Since most AOs are senior level officials, they often employ AO Designated Representatives (AODRs) to work directly with the system owners.
This edition of the RMF Top Ten focuses on some questions you might want to ask your AO or AODR.
10. Are you available to participate in our periodic RMF status meetings?
It’s great to have AO representation at your meetings so the AO can be kept abreast of your progress and questions can be addressed promptly.
9. Do you need a copy of our RMF project schedule?
Most AOs and AODRs like to stay in touch with their system owners to make sure they are progressing in their RMF efforts. A copy of your project schedule (and periodic updates as necessary) will help them to stay up-to-date.
8. Are there any documentation artifacts you particularly want to see?
If you are using eMASS, the AO/AODR should have access to your eMASS record and therefore have visibility into all your documentation artifacts. However, there may be one or two that he/she is particularly interested in. If you know that as a system owner, you can take actions (e.g., sending an offline copy of the particular artifact) that can ingratiate you with the AO.
7. What are your expectations for our Continuous Monitoring program?
Other than the “standard” DoD monitoring tools (HBSS, ACAS), the AO may have a particular desire to see other forms of monitoring or periodic review.
6. How do we go about arranging for independent assessment?
Each DoD Component (Army, Navy, Air Force, Marine Corps, etc.) is responsible for developing its own methodology and “style” of independent assessment. The AO/AODR should be able to point you to any online resources or potentially even “recommend” an assessor team.
5. Do you need a brief when we have completed our System Categorization?
Some AOs insist on a formal brief of the categorization process and results. Others will agree to look at your documentation and nothing more. Still others will brush it off with “well, if that’s what you think your system categorization is, then that’s what it is.”
4. Do you need a brief when we have completed our security control baseline?
Again, some AOs will want to see a formal presentation of overlays, tailoring, etc. Others are content the system owner is best qualified to make these decisions.
3. Do you need a brief when we have completed our independent assessment?

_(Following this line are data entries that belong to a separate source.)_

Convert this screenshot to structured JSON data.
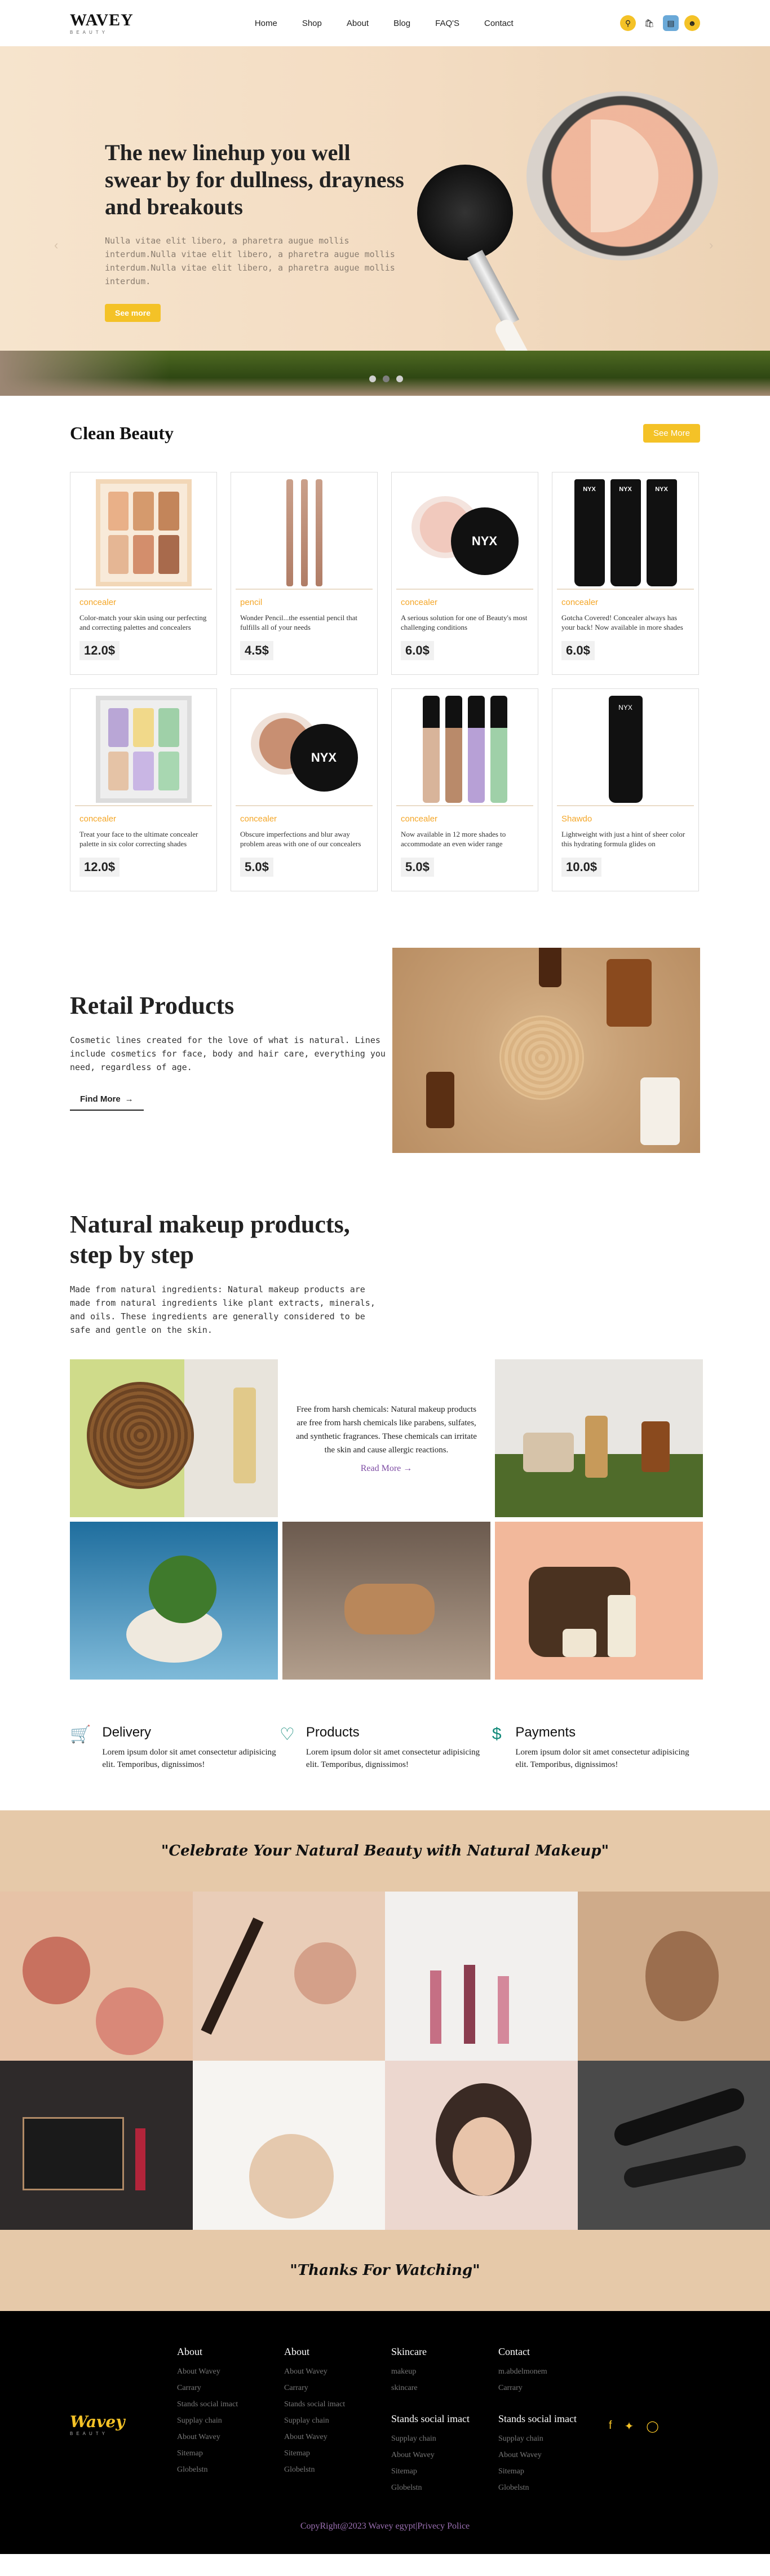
{
  "header": {
    "logo": "WAVEY",
    "logo_sub": "BEAUTY",
    "nav": [
      "Home",
      "Shop",
      "About",
      "Blog",
      "FAQ'S",
      "Contact"
    ],
    "icons": [
      "search-icon",
      "bag-icon",
      "card-icon",
      "user-icon"
    ]
  },
  "hero": {
    "title": "The new linehup you well swear by for dullness, drayness and breakouts",
    "desc": "Nulla vitae elit libero, a pharetra augue mollis interdum.Nulla vitae elit libero, a pharetra augue mollis interdum.Nulla vitae elit libero, a pharetra augue mollis interdum.",
    "button": "See more"
  },
  "clean_beauty": {
    "title": "Clean Beauty",
    "see_more": "See More",
    "products": [
      {
        "category": "concealer",
        "desc": "Color-match your skin using our perfecting and correcting palettes and concealers",
        "price": "12.0$"
      },
      {
        "category": "pencil",
        "desc": "Wonder Pencil...the essential pencil that fulfills all of your needs",
        "price": "4.5$"
      },
      {
        "category": "concealer",
        "desc": "A serious solution for one of Beauty's most challenging conditions",
        "price": "6.0$"
      },
      {
        "category": "concealer",
        "desc": "Gotcha Covered! Concealer always has your back! Now available in more shades",
        "price": "6.0$"
      },
      {
        "category": "concealer",
        "desc": "Treat your face to the ultimate concealer palette in six color correcting shades",
        "price": "12.0$"
      },
      {
        "category": "concealer",
        "desc": "Obscure imperfections and blur away problem areas with one of our concealers",
        "price": "5.0$"
      },
      {
        "category": "concealer",
        "desc": "Now available in 12 more shades to accommodate an even wider range",
        "price": "5.0$"
      },
      {
        "category": "Shawdo",
        "desc": "Lightweight with just a hint of sheer color this hydrating formula glides on",
        "price": "10.0$"
      }
    ]
  },
  "retail": {
    "title": "Retail Products",
    "desc": "Cosmetic lines created for the love of what is natural. Lines include cosmetics for face, body and hair care, everything you need, regardless of age.",
    "button": "Find More"
  },
  "natural": {
    "title": "Natural makeup products, step by step",
    "desc": "Made from natural ingredients: Natural makeup products are made from natural ingredients like plant extracts, minerals, and oils. These ingredients are generally considered to be safe and gentle on the skin.",
    "tile_text": "Free from harsh chemicals: Natural makeup products are free from harsh chemicals like parabens, sulfates, and synthetic fragrances. These chemicals can irritate the skin and cause allergic reactions.",
    "read_more": "Read More"
  },
  "features": [
    {
      "title": "Delivery",
      "desc": "Lorem ipsum dolor sit amet consectetur adipisicing elit. Temporibus, dignissimos!",
      "icon": "cart-icon"
    },
    {
      "title": "Products",
      "desc": "Lorem ipsum dolor sit amet consectetur adipisicing elit. Temporibus, dignissimos!",
      "icon": "chat-heart-icon"
    },
    {
      "title": "Payments",
      "desc": "Lorem ipsum dolor sit amet consectetur adipisicing elit. Temporibus, dignissimos!",
      "icon": "dollar-icon"
    }
  ],
  "banner_top": "\"Celebrate Your Natural Beauty with Natural Makeup\"",
  "banner_bottom": "\"Thanks For Watching\"",
  "footer": {
    "logo": "Wavey",
    "logo_sub": "BEAUTY",
    "columns": [
      {
        "head": "About",
        "items": [
          "About Wavey",
          "Carrary",
          "Stands social imact",
          "Supplay chain",
          "About Wavey",
          "Sitemap",
          "Globelstn"
        ]
      },
      {
        "head": "About",
        "items": [
          "About Wavey",
          "Carrary",
          "Stands social imact",
          "Supplay chain",
          "About Wavey",
          "Sitemap",
          "Globelstn"
        ]
      },
      {
        "head": "Skincare",
        "items": [
          "makeup",
          "skincare"
        ],
        "head2": "Stands social imact",
        "items2": [
          "Supplay chain",
          "About Wavey",
          "Sitemap",
          "Globelstn"
        ]
      },
      {
        "head": "Contact",
        "items": [
          "m.abdelmonem",
          "Carrary"
        ],
        "head2": "Stands social imact",
        "items2": [
          "Supplay chain",
          "About Wavey",
          "Sitemap",
          "Globelstn"
        ]
      }
    ],
    "social": [
      "facebook-icon",
      "twitter-icon",
      "instagram-icon"
    ],
    "copyright": "CopyRight@2023 Wavey egypt|Privecy Police"
  },
  "colors": {
    "accent": "#f4c227",
    "banner": "#e6c9a9",
    "teal": "#138a7a",
    "purple": "#7d4ba3"
  }
}
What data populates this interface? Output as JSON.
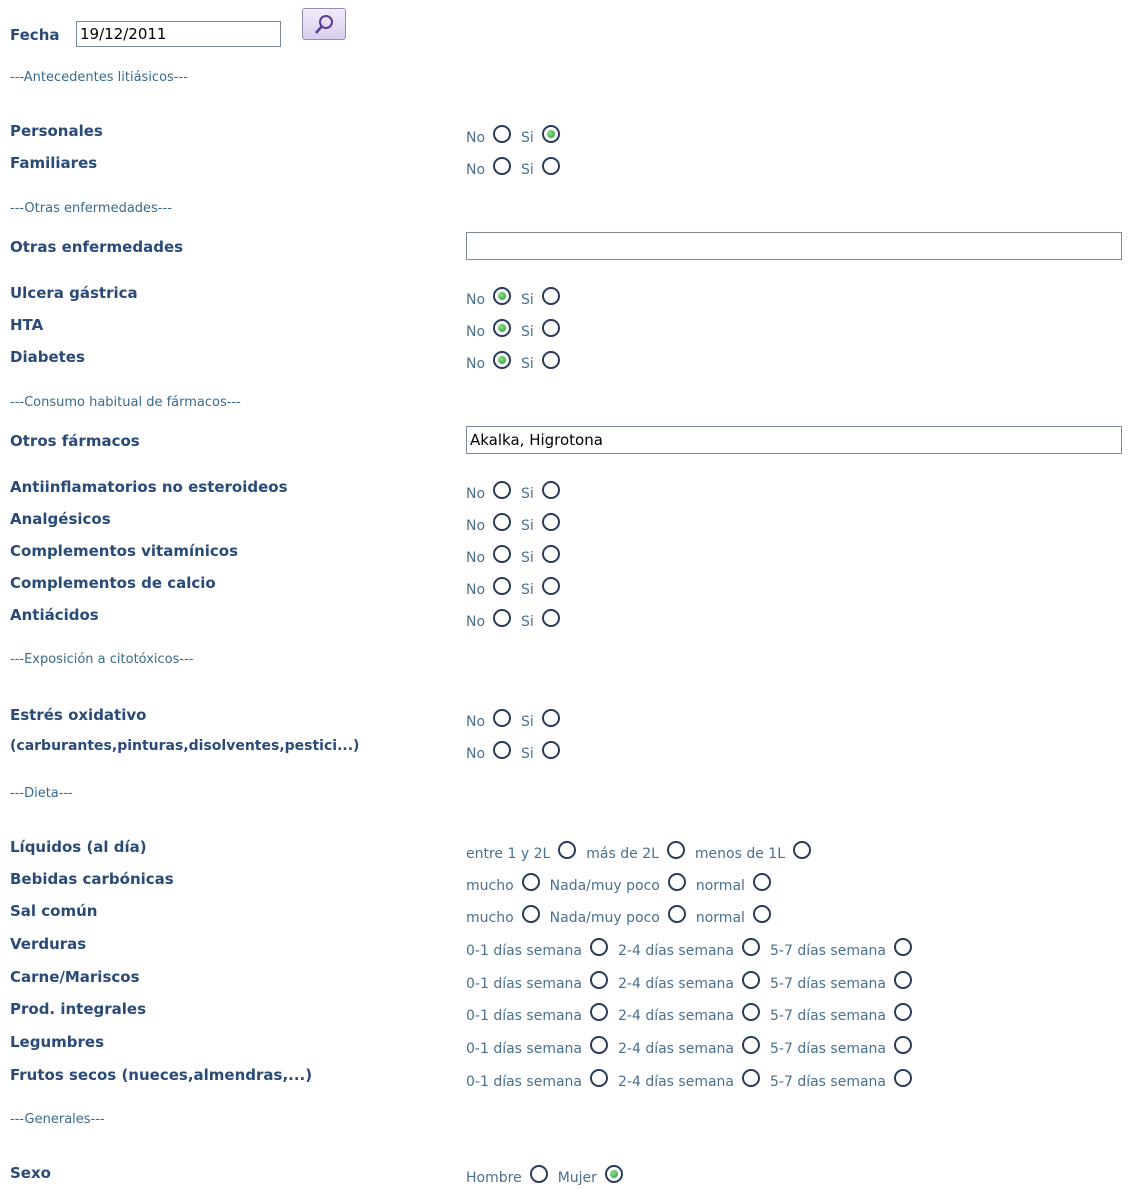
{
  "fecha": {
    "label": "Fecha",
    "value": "19/12/2011"
  },
  "sections": {
    "antecedentes": "---Antecedentes litiásicos---",
    "otras": "---Otras enfermedades---",
    "farmacos": "---Consumo habitual de fármacos---",
    "citotoxicos": "---Exposición a citotóxicos---",
    "dieta": "---Dieta---",
    "generales": "---Generales---"
  },
  "options": {
    "no": "No",
    "si": "Si",
    "entre": "entre 1 y 2L",
    "mas": "más de 2L",
    "menos": "menos de 1L",
    "mucho": "mucho",
    "nada": "Nada/muy poco",
    "normal": "normal",
    "d01": "0-1 días semana",
    "d24": "2-4 días semana",
    "d57": "5-7 días semana",
    "hombre": "Hombre",
    "mujer": "Mujer"
  },
  "personales": {
    "label": "Personales",
    "selected": "si"
  },
  "familiares": {
    "label": "Familiares",
    "selected": ""
  },
  "otras_enfermedades": {
    "label": "Otras enfermedades",
    "value": ""
  },
  "ulcera": {
    "label": "Ulcera gástrica",
    "selected": "no"
  },
  "hta": {
    "label": "HTA",
    "selected": "no"
  },
  "diabetes": {
    "label": "Diabetes",
    "selected": "no"
  },
  "otros_farmacos": {
    "label": "Otros fármacos",
    "value": "Akalka, Higrotona"
  },
  "antiinflamatorios": {
    "label": "Antiinflamatorios no esteroideos",
    "selected": ""
  },
  "analgesicos": {
    "label": "Analgésicos",
    "selected": ""
  },
  "vitaminicos": {
    "label": "Complementos vitamínicos",
    "selected": ""
  },
  "calcio": {
    "label": "Complementos de calcio",
    "selected": ""
  },
  "antiacidos": {
    "label": "Antiácidos",
    "selected": ""
  },
  "estres": {
    "label": "Estrés oxidativo",
    "selected": ""
  },
  "carburantes": {
    "label": "(carburantes,pinturas,disolventes,pestici...)",
    "selected": ""
  },
  "liquidos": {
    "label": "Líquidos (al día)",
    "selected": ""
  },
  "bebidas": {
    "label": "Bebidas carbónicas",
    "selected": ""
  },
  "sal": {
    "label": "Sal común",
    "selected": ""
  },
  "verduras": {
    "label": "Verduras",
    "selected": ""
  },
  "carne": {
    "label": "Carne/Mariscos",
    "selected": ""
  },
  "integrales": {
    "label": "Prod. integrales",
    "selected": ""
  },
  "legumbres": {
    "label": "Legumbres",
    "selected": ""
  },
  "frutos": {
    "label": "Frutos secos (nueces,almendras,...)",
    "selected": ""
  },
  "sexo": {
    "label": "Sexo",
    "selected": "mujer"
  },
  "icons": {
    "search_button": "magnifier-icon",
    "radio": "radio-icon"
  }
}
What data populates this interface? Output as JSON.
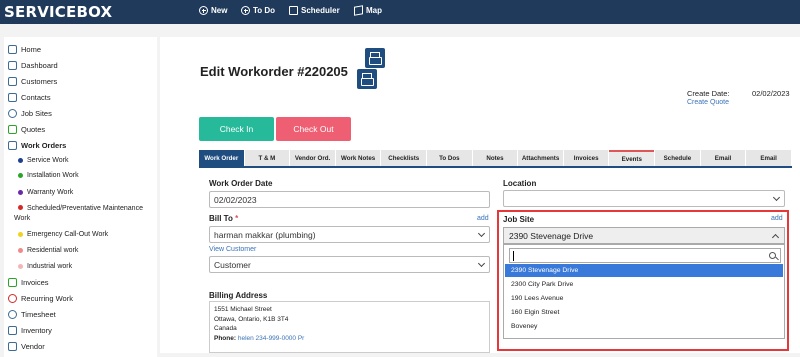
{
  "app": {
    "logo": "SERVICEBOX",
    "nav": [
      {
        "label": "New",
        "icon": "plus-circle-icon"
      },
      {
        "label": "To Do",
        "icon": "plus-circle-icon"
      },
      {
        "label": "Scheduler",
        "icon": "calendar-icon"
      },
      {
        "label": "Map",
        "icon": "map-icon"
      }
    ]
  },
  "sidebar": {
    "items": [
      {
        "label": "Home",
        "icon": "home-icon"
      },
      {
        "label": "Dashboard",
        "icon": "dashboard-icon"
      },
      {
        "label": "Customers",
        "icon": "customers-icon"
      },
      {
        "label": "Contacts",
        "icon": "contacts-icon"
      },
      {
        "label": "Job Sites",
        "icon": "location-pin-icon"
      },
      {
        "label": "Quotes",
        "icon": "dollar-icon"
      },
      {
        "label": "Work Orders",
        "icon": "clipboard-icon"
      }
    ],
    "work_order_types": [
      {
        "label": "Service Work",
        "color": "#1f3f8f"
      },
      {
        "label": "Installation Work",
        "color": "#2aa52a"
      },
      {
        "label": "Warranty Work",
        "color": "#6a2aa8"
      },
      {
        "label": "Scheduled/Preventative Maintenance Work",
        "color": "#d62828"
      },
      {
        "label": "Emergency Call-Out Work",
        "color": "#f2d21b"
      },
      {
        "label": "Residential work",
        "color": "#f08a8a"
      },
      {
        "label": "Industrial work",
        "color": "#f5b5b5"
      }
    ],
    "items_after": [
      {
        "label": "Invoices",
        "icon": "invoice-icon"
      },
      {
        "label": "Recurring Work",
        "icon": "recurring-icon"
      },
      {
        "label": "Timesheet",
        "icon": "clock-icon"
      },
      {
        "label": "Inventory",
        "icon": "inventory-icon"
      },
      {
        "label": "Vendor",
        "icon": "vendor-icon"
      }
    ]
  },
  "page": {
    "title": "Edit Workorder #220205",
    "create_date_label": "Create Date:",
    "create_date": "02/02/2023",
    "create_quote": "Create Quote",
    "check_in": "Check In",
    "check_out": "Check Out"
  },
  "tabs": [
    "Work Order",
    "T & M",
    "Vendor Ord.",
    "Work Notes",
    "Checklists",
    "To Dos",
    "Notes",
    "Attachments",
    "Invoices",
    "Events",
    "Schedule",
    "Email",
    "Email"
  ],
  "form": {
    "work_order_date_label": "Work Order Date",
    "work_order_date": "02/02/2023",
    "bill_to_label": "Bill To",
    "bill_to_required": "*",
    "add_label": "add",
    "bill_to_value": "harman makkar (plumbing)",
    "view_customer": "View Customer",
    "customer_type": "Customer",
    "billing_address_label": "Billing Address",
    "billing_address_line1": "1551 Michael Street",
    "billing_address_line2": "Ottawa, Ontario, K1B 3T4",
    "billing_address_line3": "Canada",
    "phone_label": "Phone:",
    "phone_value": "helen 234-999-0000 Pr",
    "location_label": "Location",
    "location_value": "",
    "job_site_label": "Job Site",
    "job_site_add": "add",
    "job_site_value": "2390 Stevenage Drive",
    "job_site_search": "",
    "job_site_options": [
      "2390 Stevenage Drive",
      "2300 City Park Drive",
      "190 Lees Avenue",
      "160 Elgin Street",
      "Boveney"
    ]
  }
}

It’s rare, but some AOs like to get preliminary feedback on assessments as they take place rather than waiting for an “official” Security Assessment Report.
2. Do you need a brief when the authorization package comes to you from the SCA?
Many AOs will rely on the SCA recommendation, but others will insist on a formal “decision brief” from the System Owner, highlighting the residual risks and POA&M items, prior to signing the ATO.
1. Is there anything else you need us to do to be successful?
It sounds trite to say, but AOs are human beings too. Each of them may have particular things they want to see happen—or don’t want to see happen—during the RMF process. It’s best to find out about any such “quirks” sooner rather than later.
IT Dojo offers a comprehensive course on the transition from DIACAP to RMF. Please take a look at our RMF training courses here.
A ton of other information can be found on the NIST web site.